BLM looking for ways to stabilize Pompeys Pillar monument
The Bureau of Land Management is working on plans to stabilize Pompeys Pillar National Monument.
Montana weather is crumbling the historic landmark along the Yellowstone River near Billings.
Simply put, the sandstone formation bearing William Clark's name that he carved on July 25, 1806, is falling apart, says Dave LaFevre, Billings Field Manager for the BLM.
"The wind, rain and other weather has taken its toll on the rock out there, and is threatening the historic resources as well as making a public safety issue for people to visit," he said.
BLM has an environmental assessment addressing how to stabilize the rock formation, prevent further erosion and keep the area safe for public visitation while maintaining the character of the visual proof of William Clark’s presence in Montana. Pompeys Pillar is one of the sites along the Lewis and Clark National Historic Trail.

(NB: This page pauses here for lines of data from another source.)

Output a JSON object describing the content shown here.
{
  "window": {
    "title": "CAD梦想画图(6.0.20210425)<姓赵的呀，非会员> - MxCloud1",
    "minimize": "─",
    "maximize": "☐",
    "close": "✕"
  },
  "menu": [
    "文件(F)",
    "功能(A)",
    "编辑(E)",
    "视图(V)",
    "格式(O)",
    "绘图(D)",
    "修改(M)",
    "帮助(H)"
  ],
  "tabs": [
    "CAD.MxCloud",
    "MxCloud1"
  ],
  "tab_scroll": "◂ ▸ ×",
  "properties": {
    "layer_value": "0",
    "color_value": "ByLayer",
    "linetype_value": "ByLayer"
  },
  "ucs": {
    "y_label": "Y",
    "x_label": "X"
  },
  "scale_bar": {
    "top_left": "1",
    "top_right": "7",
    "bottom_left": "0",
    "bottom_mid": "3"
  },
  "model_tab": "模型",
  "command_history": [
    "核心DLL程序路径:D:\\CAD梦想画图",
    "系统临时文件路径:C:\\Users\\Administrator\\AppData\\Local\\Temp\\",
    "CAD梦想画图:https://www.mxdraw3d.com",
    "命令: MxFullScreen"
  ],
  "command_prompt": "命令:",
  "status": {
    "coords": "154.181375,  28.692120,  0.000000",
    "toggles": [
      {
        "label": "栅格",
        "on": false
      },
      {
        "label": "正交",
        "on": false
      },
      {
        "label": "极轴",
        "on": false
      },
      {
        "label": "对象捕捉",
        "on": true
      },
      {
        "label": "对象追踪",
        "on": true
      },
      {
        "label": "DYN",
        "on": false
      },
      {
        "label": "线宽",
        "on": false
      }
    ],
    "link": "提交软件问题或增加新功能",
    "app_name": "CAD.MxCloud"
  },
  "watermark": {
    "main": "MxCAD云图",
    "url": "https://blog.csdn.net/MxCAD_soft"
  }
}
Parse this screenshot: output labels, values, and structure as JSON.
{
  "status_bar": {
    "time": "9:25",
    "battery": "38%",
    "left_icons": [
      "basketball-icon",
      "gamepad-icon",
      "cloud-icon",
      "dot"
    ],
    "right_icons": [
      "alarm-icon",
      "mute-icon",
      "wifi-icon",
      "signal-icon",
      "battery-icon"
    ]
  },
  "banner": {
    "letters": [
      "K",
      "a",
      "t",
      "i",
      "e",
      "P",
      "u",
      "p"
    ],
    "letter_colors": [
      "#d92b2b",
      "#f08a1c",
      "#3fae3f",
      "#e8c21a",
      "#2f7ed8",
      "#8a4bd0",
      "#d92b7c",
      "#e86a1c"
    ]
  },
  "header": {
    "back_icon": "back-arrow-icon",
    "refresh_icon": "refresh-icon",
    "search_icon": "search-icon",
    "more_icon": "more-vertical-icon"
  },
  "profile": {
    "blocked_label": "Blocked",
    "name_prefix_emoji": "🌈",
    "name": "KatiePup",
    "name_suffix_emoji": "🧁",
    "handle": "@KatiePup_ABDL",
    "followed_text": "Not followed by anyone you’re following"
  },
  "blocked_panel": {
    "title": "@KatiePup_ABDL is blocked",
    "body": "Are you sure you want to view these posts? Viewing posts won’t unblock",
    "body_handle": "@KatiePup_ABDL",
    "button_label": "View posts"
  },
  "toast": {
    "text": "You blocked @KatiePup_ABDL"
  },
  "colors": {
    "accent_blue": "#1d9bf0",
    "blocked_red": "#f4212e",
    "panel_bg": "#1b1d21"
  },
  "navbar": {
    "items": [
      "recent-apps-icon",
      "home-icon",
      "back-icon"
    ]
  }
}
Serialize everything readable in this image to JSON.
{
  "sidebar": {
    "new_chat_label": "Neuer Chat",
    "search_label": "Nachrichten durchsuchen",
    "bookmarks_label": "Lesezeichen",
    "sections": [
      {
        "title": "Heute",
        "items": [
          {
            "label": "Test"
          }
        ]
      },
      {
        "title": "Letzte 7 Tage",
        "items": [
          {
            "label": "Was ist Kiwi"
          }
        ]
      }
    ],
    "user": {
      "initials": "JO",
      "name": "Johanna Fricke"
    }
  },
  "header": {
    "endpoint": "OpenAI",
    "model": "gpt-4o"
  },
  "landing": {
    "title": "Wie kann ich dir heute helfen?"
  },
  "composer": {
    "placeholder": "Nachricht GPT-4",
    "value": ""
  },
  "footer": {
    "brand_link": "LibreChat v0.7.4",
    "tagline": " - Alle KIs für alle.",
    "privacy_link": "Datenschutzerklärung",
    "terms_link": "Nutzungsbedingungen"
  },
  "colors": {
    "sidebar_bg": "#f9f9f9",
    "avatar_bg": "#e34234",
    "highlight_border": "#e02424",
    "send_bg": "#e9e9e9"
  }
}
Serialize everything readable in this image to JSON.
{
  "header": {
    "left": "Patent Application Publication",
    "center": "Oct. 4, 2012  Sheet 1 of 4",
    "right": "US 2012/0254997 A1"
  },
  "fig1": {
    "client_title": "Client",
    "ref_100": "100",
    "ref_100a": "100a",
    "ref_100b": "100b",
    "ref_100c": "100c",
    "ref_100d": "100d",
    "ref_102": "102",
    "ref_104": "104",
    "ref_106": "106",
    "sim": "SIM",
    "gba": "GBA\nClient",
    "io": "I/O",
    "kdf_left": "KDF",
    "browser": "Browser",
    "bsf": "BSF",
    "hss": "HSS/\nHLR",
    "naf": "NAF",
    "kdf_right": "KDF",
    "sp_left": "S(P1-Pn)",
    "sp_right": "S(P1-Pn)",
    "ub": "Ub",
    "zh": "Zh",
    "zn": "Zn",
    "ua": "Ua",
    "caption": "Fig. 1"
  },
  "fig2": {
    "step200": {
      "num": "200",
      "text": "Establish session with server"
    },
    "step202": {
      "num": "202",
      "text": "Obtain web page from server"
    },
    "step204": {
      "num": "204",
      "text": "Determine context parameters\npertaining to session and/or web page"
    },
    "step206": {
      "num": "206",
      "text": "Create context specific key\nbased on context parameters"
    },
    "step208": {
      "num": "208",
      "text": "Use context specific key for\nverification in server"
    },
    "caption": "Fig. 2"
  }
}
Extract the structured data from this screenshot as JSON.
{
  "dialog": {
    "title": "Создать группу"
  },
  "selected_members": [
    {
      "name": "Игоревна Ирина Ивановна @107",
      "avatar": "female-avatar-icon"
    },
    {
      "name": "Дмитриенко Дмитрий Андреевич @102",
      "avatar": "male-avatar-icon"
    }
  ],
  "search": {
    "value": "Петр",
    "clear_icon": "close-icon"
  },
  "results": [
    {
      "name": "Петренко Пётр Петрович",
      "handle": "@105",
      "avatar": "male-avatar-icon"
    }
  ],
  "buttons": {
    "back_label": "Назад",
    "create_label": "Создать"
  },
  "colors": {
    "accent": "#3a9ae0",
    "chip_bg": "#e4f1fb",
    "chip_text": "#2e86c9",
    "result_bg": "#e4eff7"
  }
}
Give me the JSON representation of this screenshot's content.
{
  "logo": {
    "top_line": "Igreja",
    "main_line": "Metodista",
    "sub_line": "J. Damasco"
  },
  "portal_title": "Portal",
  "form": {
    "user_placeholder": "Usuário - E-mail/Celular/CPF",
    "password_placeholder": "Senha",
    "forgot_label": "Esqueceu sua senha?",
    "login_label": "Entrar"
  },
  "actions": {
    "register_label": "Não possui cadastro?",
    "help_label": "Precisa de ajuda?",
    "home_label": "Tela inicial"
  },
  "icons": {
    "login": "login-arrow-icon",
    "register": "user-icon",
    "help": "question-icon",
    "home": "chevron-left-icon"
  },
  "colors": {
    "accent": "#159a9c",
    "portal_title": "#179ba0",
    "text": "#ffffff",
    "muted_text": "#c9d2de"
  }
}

The public has until Tuesday, Feb. 15, to comment on the assessment and the plan for stabilization. LaFevere says BLM would like to finalize the plan by the end of February, with hopes of starting work this summer and finishing before fall.